“We identify how well a brain is performing,” said Anderson, a former Stanford director of athletic training. “We’re trying to eliminate the guesswork.”
The Warriors’ only other diagnosed concussion the past three seasons was Thompson’s, and his evaluation process raised questions in the industry.
In the clinching Game 5 of the Western Conference Finals in 2015, Houston’s Trevor Ariza fell for Thompson’s pump fake and kneed him on the right side of the head. Thompson was quickly diagnosed with an ear laceration, which was stitched closed, and cleared to return to the game.
Photo: Tony Avelar, Associated Press
Thompson returned to the bench, but blood spilled from his ear. He didn’t play again in the one-sided victory that sent the Warriors to the NBA Finals. Shortly after the game, he failed to hear a sideline reporter’s question, and he later vomited.

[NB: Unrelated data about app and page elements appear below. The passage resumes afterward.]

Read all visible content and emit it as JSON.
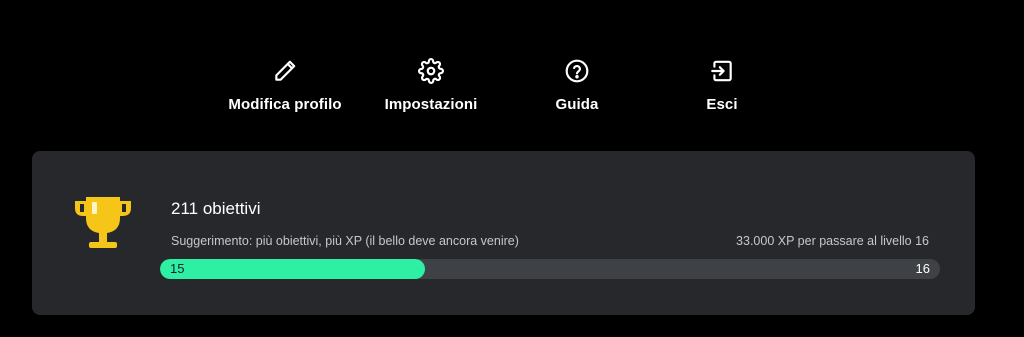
{
  "header": {
    "partial_title": "· · · · ·"
  },
  "actions": [
    {
      "label": "Modifica profilo",
      "icon": "pencil-icon"
    },
    {
      "label": "Impostazioni",
      "icon": "gear-icon"
    },
    {
      "label": "Guida",
      "icon": "help-circle-icon"
    },
    {
      "label": "Esci",
      "icon": "logout-icon"
    }
  ],
  "achievements": {
    "icon": "trophy-icon",
    "title": "211 obiettivi",
    "hint": "Suggerimento: più obiettivi, più XP (il bello deve ancora venire)",
    "xp_to_next": "33.000 XP per passare al livello 16",
    "current_level": "15",
    "next_level": "16",
    "progress_fraction": 0.34
  },
  "colors": {
    "background": "#000000",
    "card": "#27282b",
    "progress_fill": "#2ef0a4",
    "progress_track": "#3e4145",
    "trophy": "#f5c518"
  }
}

The Warriors said Thompson didn’t show concussion-like symptoms during the game, but did afterward. Two days later, after extensive examinations including neurological tests, the team announced he was diagnosed with a concussion.
Thompson recovered in time to play Game 1 of the Finals, eight days after he was kneed, and scored 21 points in an overtime win that ignited the Warriors’ final push to their first championship in 40 years.

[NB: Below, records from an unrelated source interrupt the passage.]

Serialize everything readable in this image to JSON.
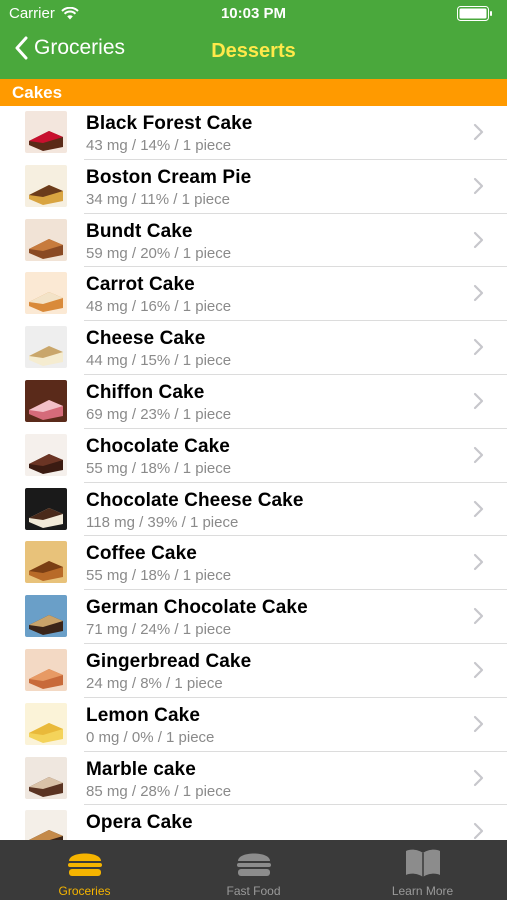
{
  "status_bar": {
    "carrier": "Carrier",
    "time": "10:03 PM"
  },
  "nav": {
    "back_label": "Groceries",
    "title": "Desserts"
  },
  "section": {
    "title": "Cakes"
  },
  "items": [
    {
      "name": "Black Forest Cake",
      "detail": "43 mg / 14% / 1 piece",
      "thumb": [
        "#f3e6dd",
        "#5a2a18",
        "#c8102e"
      ]
    },
    {
      "name": "Boston Cream Pie",
      "detail": "34 mg / 11% / 1 piece",
      "thumb": [
        "#f6efe0",
        "#d9a441",
        "#6b3b1b"
      ]
    },
    {
      "name": "Bundt Cake",
      "detail": "59 mg / 20% / 1 piece",
      "thumb": [
        "#f1e3d6",
        "#8a4a24",
        "#c77b3d"
      ]
    },
    {
      "name": "Carrot Cake",
      "detail": "48 mg / 16% / 1 piece",
      "thumb": [
        "#fbe9d4",
        "#d98a3a",
        "#f3e3c8"
      ]
    },
    {
      "name": "Cheese Cake",
      "detail": "44 mg / 15% / 1 piece",
      "thumb": [
        "#eeeeee",
        "#f5ecd0",
        "#c9a66b"
      ]
    },
    {
      "name": "Chiffon Cake",
      "detail": "69 mg / 23% / 1 piece",
      "thumb": [
        "#5a2a1a",
        "#d56b7a",
        "#f2c0c8"
      ]
    },
    {
      "name": "Chocolate Cake",
      "detail": "55 mg / 18% / 1 piece",
      "thumb": [
        "#f5f0ec",
        "#3b1b12",
        "#6b3424"
      ]
    },
    {
      "name": "Chocolate Cheese Cake",
      "detail": "118 mg / 39% / 1 piece",
      "thumb": [
        "#1a1a1a",
        "#f2ead8",
        "#4a2a1a"
      ]
    },
    {
      "name": "Coffee Cake",
      "detail": "55 mg / 18% / 1 piece",
      "thumb": [
        "#e8c27a",
        "#b86a28",
        "#7a3e14"
      ]
    },
    {
      "name": "German Chocolate Cake",
      "detail": "71 mg / 24% / 1 piece",
      "thumb": [
        "#6a9fc8",
        "#3a2418",
        "#c9a36a"
      ]
    },
    {
      "name": "Gingerbread Cake",
      "detail": "24 mg / 8% / 1 piece",
      "thumb": [
        "#f3d9c4",
        "#c86a3a",
        "#e79a64"
      ]
    },
    {
      "name": "Lemon Cake",
      "detail": "0 mg / 0% / 1 piece",
      "thumb": [
        "#fbf3d8",
        "#f4d35a",
        "#e9b93a"
      ]
    },
    {
      "name": "Marble cake",
      "detail": "85 mg / 28% / 1 piece",
      "thumb": [
        "#efe7df",
        "#5a3322",
        "#d9c2a8"
      ]
    },
    {
      "name": "Opera Cake",
      "detail": "",
      "thumb": [
        "#f4efe8",
        "#3a2418",
        "#c48a4a"
      ]
    }
  ],
  "tabs": [
    {
      "label": "Groceries",
      "icon": "burger-icon",
      "active": true
    },
    {
      "label": "Fast Food",
      "icon": "burger-icon",
      "active": false
    },
    {
      "label": "Learn More",
      "icon": "book-icon",
      "active": false
    }
  ],
  "colors": {
    "nav_bg": "#4aa83c",
    "nav_title": "#ffe94a",
    "section_bg": "#ff9a00",
    "tab_active": "#f5b400",
    "tab_inactive": "#9a9a9a",
    "tabbar_bg": "#3a3a3a"
  }
}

The delayed symptoms show how concussions are difficult to detect and put into question the method in which they’re detected, especially initially.

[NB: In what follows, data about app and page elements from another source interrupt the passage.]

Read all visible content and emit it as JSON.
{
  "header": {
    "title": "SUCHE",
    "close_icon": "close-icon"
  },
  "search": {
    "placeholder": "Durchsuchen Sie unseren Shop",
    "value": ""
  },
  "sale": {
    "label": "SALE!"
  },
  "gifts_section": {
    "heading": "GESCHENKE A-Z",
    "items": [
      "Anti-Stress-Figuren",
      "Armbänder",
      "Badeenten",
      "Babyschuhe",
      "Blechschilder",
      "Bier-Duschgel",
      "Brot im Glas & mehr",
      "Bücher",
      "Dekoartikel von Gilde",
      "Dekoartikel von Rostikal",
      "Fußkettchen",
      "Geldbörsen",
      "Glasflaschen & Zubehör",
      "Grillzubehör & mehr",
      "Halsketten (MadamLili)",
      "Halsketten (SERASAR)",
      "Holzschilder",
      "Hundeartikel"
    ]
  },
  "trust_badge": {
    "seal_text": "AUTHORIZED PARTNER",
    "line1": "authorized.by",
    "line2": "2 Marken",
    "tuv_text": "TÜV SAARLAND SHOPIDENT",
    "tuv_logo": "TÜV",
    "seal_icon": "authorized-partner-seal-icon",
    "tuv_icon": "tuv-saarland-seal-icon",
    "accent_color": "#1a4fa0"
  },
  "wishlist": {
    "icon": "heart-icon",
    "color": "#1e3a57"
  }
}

In fact, one game before Thompson’s head injury, Warriors guard Stephen Curry hit the back of his head on the floor after flipping high over Ariza while trying to block his shot under the basket. Curry went through concussion tests, which he passed before returning to the game. The diagnosis was a contusion.
“We were well aware of that situation,” Anderson said of the Thompson and Curry episodes. His company had not yet been utilized by the Warriors.
Did the issues with Thompson (and even Curry) lead the Warriors to use Eye-Sync?
“I wouldn’t say that specific instance drove us to do this,” Lacob said, “but it’s that sort of circumstance that certainly concerns us generally and makes this a smart investment.”
The NBA requires preseason baseline testing to be used for comparisons in case a player is tested for a concussion. There’s baseline testing with the Eye-Sync device as well.
“That was cool,” McCaw said of wearing the headgear. “They were able to track where my vision was going. It’s a great test to show where your mind is. First time I took it, my eyes were actually moving a little too slow. They were hurting. I was a little dizzy. I took it three times. The third time, I passed.”
“I think we’re doing a better job these days of being aware of the repercussions,” said coach Steve Kerr, adding he played in an era when far less attention was given to head injuries. “We’re obviously extremely careful.”
John Shea is a San Francisco Chronicle staff writer. Email: firstname.lastname@example.org Twitter: @JohnSheaHey
Taken from: https://www.sfchronicle.com/warriors/article/New-technology-helping-Warriors-diagnose-12452714.php